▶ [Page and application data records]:
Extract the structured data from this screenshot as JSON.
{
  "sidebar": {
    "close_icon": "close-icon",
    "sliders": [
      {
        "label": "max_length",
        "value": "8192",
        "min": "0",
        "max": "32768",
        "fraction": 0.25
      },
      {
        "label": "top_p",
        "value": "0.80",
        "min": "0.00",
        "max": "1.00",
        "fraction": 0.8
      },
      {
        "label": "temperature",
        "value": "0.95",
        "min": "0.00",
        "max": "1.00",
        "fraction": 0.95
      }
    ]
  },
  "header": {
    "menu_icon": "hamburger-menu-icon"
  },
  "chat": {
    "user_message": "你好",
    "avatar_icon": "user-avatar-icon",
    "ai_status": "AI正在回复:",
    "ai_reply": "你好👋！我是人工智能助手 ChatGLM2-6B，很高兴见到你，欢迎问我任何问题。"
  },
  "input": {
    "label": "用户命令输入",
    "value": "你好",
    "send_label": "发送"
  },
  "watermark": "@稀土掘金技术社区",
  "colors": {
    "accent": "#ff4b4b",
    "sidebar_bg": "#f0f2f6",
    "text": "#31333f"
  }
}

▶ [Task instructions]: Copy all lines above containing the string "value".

▶ [Solved exercise]:
        "value": "8192",
        "value": "0.80",
        "value": "0.95",
    "value": "你好",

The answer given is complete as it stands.